_Dataset records_
* * * * *

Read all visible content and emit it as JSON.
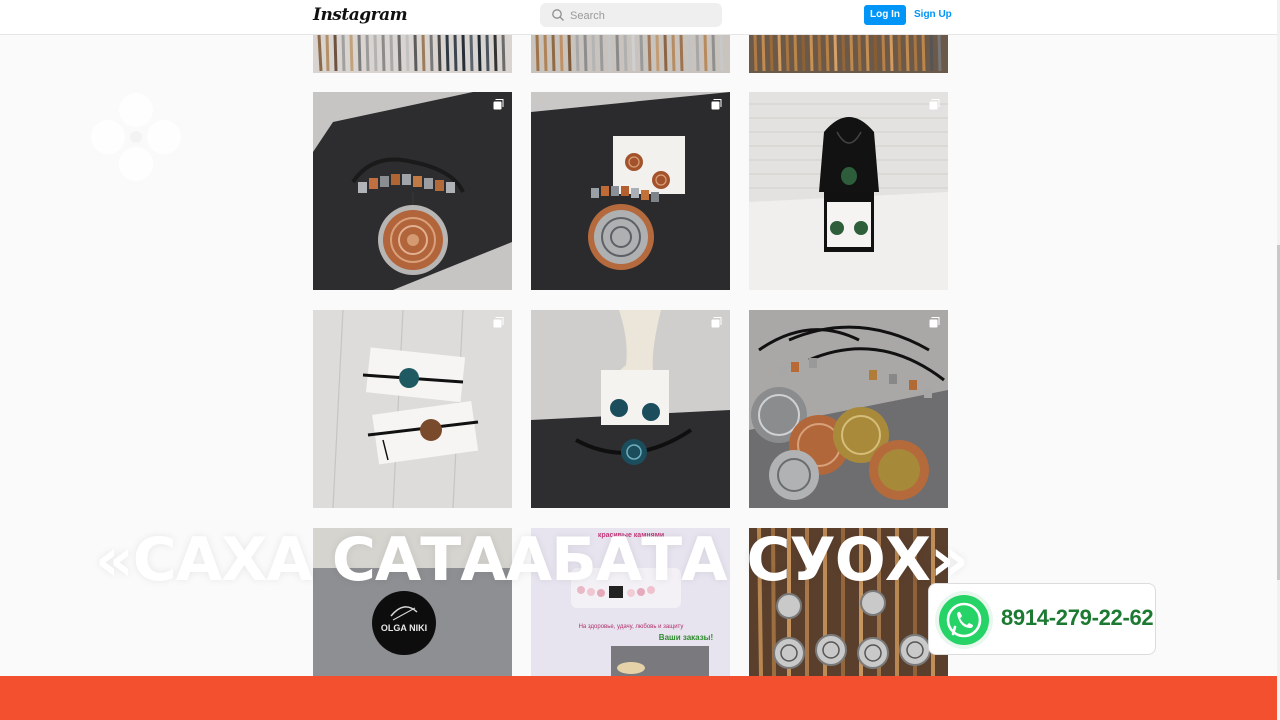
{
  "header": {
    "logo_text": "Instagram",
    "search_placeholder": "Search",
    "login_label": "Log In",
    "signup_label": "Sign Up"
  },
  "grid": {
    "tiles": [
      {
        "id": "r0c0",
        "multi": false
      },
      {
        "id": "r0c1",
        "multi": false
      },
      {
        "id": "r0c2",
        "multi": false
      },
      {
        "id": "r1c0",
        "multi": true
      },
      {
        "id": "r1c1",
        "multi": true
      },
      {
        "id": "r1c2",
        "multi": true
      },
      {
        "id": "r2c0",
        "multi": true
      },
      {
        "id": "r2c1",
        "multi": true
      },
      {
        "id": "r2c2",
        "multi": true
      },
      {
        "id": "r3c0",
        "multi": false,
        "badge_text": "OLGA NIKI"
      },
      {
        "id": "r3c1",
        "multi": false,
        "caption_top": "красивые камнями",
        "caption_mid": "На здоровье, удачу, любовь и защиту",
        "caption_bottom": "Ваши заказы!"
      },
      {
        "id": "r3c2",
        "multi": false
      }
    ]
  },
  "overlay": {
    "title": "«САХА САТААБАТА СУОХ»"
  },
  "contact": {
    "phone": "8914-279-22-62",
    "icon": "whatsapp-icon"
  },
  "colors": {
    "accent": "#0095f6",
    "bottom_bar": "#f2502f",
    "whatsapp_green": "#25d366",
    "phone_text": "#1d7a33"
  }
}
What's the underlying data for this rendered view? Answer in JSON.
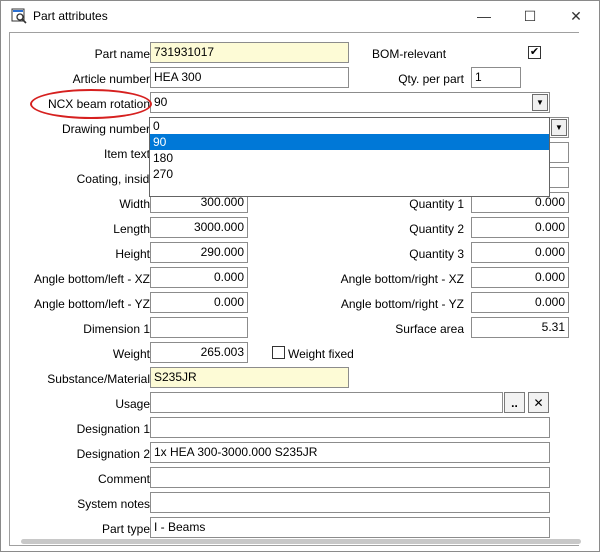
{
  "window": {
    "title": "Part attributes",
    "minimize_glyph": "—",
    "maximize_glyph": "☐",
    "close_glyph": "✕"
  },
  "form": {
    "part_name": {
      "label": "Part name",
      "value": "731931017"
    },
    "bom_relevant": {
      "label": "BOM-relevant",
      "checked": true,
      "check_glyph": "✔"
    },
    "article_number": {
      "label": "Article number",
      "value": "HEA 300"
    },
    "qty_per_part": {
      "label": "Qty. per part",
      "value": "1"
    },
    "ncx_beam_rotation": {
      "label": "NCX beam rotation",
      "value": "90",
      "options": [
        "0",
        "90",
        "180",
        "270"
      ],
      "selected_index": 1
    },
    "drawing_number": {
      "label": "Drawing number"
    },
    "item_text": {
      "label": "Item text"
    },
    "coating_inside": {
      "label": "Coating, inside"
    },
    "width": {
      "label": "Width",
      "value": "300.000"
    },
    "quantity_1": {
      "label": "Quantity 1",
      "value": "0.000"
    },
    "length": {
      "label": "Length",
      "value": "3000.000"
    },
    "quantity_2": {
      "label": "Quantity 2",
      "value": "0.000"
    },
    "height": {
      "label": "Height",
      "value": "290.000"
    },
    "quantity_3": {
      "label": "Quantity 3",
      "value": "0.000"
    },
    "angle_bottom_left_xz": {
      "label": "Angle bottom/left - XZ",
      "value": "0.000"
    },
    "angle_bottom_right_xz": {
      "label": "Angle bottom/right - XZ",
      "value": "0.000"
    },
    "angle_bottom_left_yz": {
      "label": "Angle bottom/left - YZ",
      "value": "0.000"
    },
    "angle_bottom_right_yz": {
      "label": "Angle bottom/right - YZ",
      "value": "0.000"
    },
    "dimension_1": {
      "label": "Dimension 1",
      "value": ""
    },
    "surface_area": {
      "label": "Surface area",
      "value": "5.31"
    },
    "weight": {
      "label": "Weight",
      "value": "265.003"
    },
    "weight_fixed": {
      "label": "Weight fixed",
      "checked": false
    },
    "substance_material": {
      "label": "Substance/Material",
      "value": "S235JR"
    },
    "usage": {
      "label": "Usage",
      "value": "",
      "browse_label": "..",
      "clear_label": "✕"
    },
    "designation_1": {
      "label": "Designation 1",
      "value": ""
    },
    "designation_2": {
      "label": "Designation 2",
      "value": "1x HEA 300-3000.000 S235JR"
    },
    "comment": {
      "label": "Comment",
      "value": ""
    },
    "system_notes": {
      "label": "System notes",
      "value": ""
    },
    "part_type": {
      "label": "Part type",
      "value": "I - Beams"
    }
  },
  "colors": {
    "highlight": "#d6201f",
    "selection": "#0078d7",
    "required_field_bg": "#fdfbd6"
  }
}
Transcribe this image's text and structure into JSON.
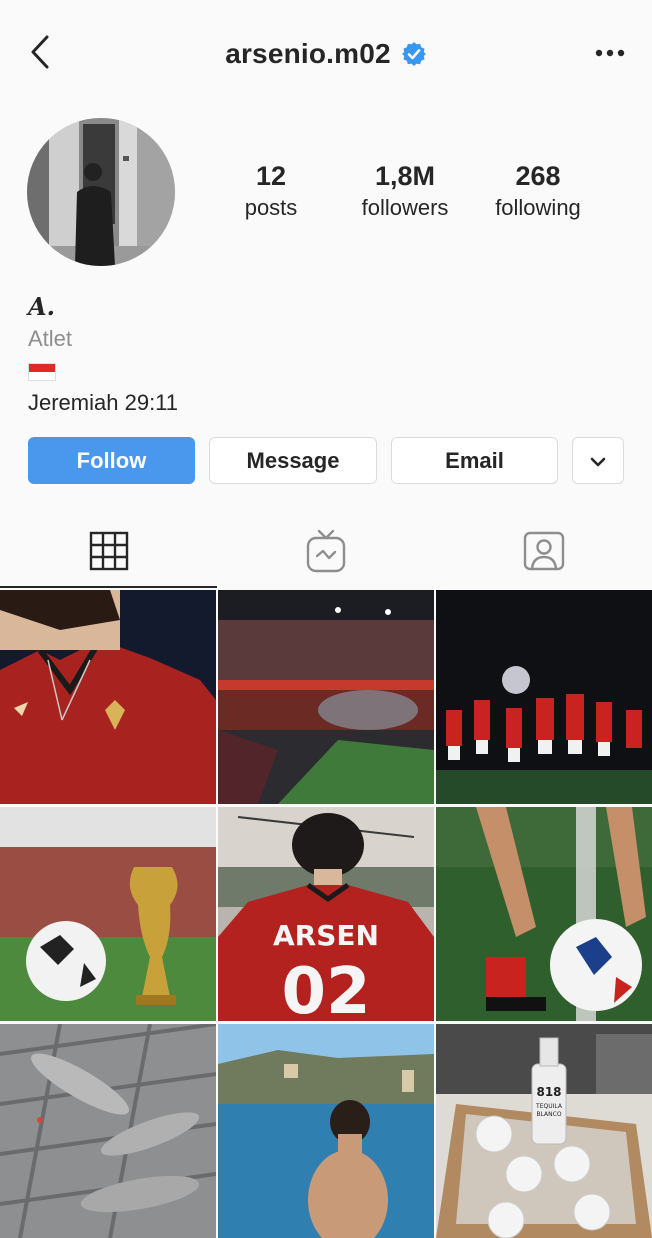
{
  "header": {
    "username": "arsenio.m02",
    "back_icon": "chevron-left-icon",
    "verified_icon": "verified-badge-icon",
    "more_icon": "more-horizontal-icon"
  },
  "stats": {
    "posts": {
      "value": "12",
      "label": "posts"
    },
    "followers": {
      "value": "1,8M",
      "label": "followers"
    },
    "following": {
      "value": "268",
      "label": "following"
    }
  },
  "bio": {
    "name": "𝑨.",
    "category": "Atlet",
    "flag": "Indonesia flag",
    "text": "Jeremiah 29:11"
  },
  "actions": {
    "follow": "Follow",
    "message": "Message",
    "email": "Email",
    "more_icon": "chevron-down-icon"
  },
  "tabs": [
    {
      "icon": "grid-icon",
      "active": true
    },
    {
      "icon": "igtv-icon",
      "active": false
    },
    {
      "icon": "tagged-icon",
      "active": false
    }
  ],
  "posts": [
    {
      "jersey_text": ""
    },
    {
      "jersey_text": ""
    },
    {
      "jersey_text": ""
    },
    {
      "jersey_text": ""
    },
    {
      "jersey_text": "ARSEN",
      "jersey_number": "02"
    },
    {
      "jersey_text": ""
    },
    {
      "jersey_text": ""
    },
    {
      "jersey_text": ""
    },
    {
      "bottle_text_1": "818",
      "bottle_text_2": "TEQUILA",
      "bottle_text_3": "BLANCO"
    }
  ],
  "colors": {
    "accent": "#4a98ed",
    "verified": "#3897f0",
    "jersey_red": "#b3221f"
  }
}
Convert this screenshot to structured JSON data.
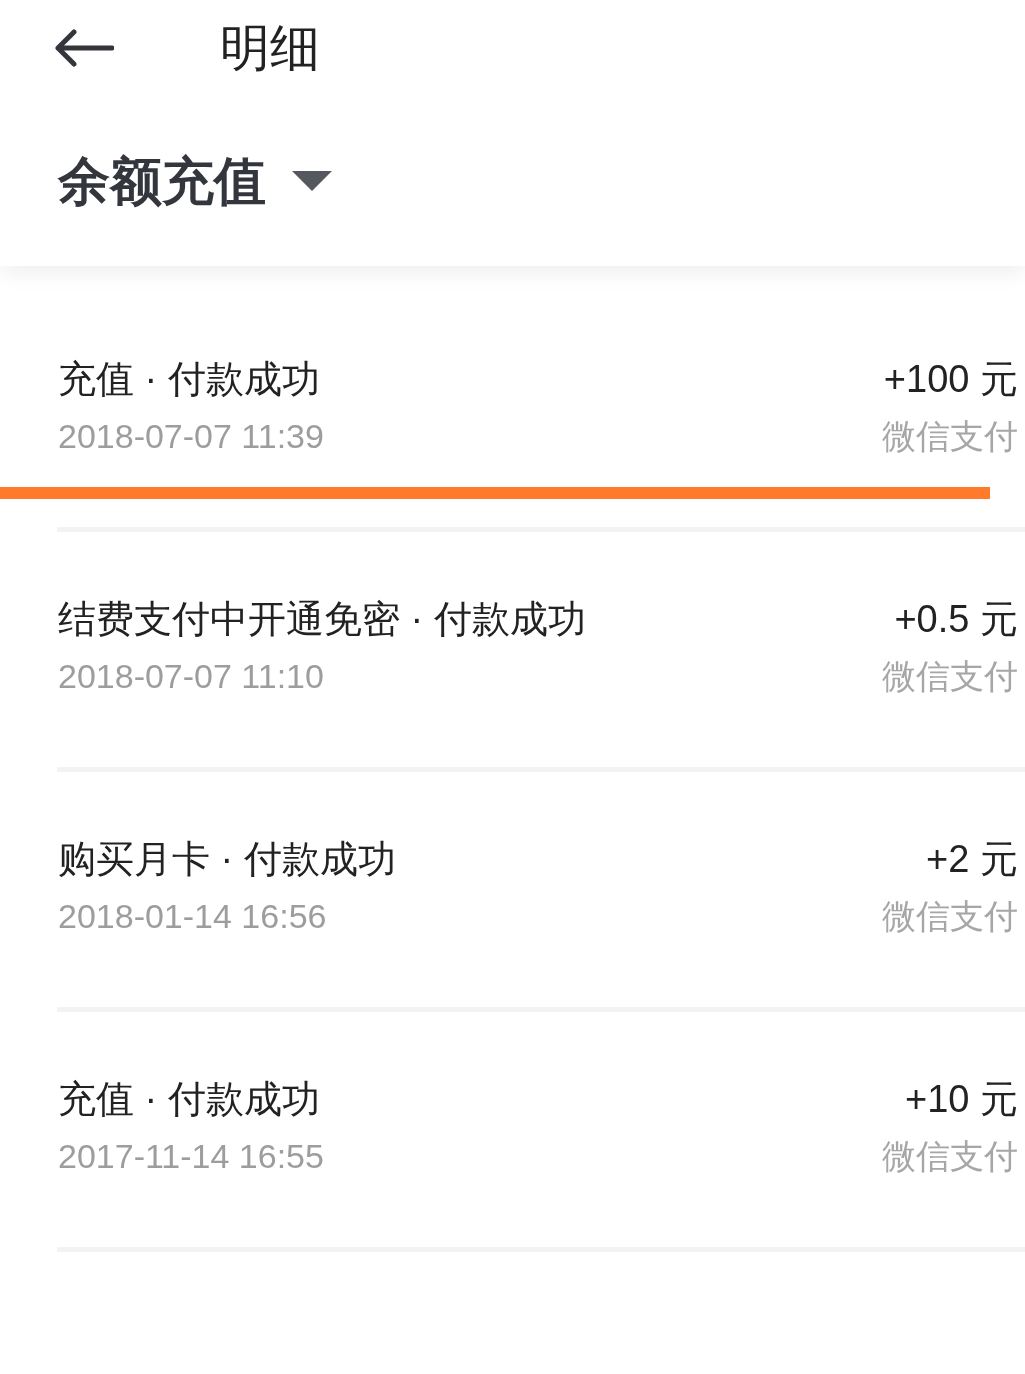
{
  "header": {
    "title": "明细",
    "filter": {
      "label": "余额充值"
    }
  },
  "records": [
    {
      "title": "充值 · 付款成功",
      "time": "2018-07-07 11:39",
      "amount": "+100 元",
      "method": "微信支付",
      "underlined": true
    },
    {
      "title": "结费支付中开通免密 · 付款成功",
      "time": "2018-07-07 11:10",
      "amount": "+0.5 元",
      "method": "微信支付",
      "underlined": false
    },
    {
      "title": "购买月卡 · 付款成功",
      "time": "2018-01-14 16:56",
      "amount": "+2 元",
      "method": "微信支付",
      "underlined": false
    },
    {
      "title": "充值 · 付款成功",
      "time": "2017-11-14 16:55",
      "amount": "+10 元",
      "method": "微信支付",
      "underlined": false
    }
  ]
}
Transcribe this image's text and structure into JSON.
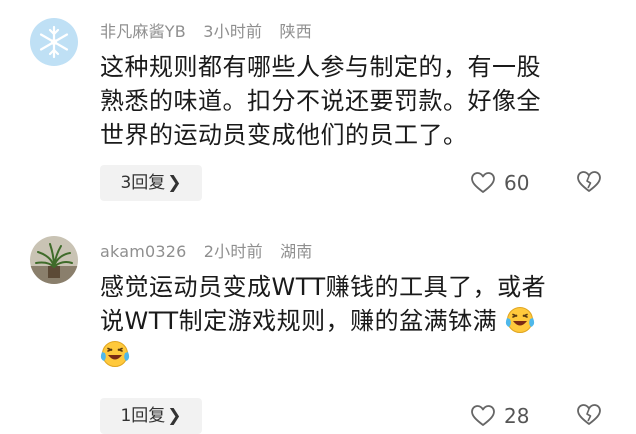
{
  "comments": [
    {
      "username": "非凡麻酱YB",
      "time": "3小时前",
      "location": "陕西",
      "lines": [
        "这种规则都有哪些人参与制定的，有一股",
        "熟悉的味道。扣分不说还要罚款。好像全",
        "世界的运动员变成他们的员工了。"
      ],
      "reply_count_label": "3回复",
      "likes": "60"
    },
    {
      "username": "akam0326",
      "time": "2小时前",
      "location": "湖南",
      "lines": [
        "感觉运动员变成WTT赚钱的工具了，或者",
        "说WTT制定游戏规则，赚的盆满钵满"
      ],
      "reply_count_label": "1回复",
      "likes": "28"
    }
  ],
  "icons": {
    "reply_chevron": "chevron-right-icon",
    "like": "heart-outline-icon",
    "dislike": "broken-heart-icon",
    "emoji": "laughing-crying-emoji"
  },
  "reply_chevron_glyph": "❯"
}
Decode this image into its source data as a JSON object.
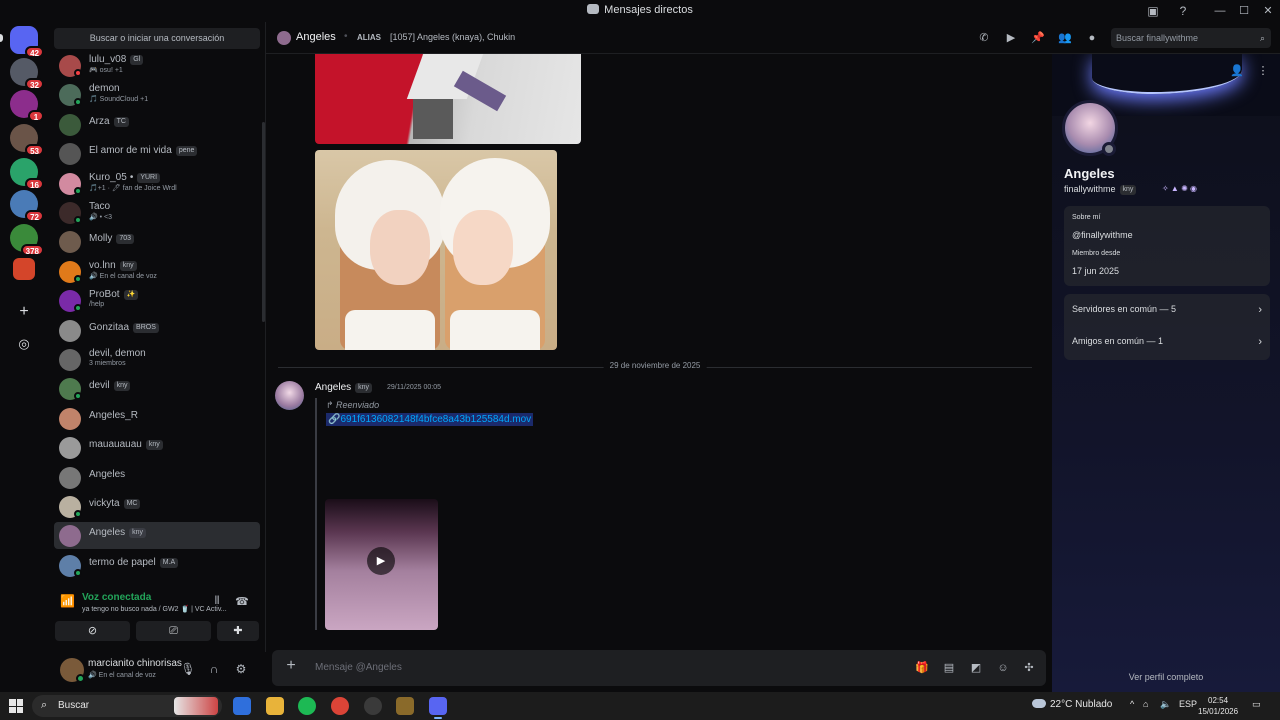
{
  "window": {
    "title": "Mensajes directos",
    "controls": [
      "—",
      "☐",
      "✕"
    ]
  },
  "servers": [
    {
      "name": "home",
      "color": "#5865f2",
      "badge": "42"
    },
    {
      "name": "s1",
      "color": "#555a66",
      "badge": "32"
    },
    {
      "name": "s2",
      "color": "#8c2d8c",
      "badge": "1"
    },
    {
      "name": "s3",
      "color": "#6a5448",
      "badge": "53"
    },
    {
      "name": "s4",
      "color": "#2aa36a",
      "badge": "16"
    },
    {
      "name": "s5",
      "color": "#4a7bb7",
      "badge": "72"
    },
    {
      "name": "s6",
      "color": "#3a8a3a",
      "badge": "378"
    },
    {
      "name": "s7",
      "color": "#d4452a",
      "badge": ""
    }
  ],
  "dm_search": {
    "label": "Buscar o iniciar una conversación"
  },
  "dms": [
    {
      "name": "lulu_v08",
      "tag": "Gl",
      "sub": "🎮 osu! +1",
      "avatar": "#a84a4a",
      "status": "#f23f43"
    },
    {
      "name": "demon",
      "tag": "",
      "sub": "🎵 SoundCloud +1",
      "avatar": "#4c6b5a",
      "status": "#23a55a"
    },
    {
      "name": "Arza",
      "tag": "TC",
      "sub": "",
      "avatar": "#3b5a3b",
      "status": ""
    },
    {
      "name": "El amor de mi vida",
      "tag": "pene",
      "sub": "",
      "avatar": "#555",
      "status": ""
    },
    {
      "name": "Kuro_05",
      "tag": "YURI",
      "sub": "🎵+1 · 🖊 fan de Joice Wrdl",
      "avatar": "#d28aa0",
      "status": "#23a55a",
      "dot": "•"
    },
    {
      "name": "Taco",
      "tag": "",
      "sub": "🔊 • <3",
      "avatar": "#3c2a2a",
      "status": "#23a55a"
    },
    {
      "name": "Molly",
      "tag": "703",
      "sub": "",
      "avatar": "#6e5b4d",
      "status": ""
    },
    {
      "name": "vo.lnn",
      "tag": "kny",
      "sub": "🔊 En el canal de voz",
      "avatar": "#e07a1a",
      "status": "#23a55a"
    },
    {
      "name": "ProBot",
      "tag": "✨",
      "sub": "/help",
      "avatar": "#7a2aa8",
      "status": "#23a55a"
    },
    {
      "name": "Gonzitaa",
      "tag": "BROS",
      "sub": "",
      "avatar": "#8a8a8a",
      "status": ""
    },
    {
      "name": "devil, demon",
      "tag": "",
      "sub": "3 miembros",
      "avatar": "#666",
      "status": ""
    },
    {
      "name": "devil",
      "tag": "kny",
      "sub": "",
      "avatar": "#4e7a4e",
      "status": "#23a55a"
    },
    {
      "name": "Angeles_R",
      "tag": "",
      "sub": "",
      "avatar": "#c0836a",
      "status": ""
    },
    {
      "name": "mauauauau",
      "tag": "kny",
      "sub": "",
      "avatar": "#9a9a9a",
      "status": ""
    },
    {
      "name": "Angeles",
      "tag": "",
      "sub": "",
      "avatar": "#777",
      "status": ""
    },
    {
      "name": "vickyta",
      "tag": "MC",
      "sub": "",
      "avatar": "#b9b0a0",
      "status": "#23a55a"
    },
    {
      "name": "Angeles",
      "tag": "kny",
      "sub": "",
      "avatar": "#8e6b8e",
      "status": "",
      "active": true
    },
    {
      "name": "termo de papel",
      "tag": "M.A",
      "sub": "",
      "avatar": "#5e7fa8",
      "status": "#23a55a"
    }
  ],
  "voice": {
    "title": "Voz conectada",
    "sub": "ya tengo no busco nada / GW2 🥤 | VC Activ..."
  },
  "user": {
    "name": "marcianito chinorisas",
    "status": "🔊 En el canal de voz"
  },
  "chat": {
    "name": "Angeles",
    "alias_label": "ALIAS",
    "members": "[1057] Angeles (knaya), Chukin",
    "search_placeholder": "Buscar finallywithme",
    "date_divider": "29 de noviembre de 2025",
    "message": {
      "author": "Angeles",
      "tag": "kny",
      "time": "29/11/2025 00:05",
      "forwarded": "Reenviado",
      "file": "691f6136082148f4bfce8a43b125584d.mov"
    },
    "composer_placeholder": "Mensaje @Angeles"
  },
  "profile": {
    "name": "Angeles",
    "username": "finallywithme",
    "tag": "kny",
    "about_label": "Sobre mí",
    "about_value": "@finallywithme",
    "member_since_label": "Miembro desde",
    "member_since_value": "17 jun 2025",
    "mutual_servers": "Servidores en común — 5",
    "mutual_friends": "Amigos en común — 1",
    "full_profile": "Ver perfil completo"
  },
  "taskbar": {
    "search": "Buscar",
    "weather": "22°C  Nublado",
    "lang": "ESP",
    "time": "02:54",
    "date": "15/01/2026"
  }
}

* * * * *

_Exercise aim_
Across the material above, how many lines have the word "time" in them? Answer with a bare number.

_Solution to this exercise_
8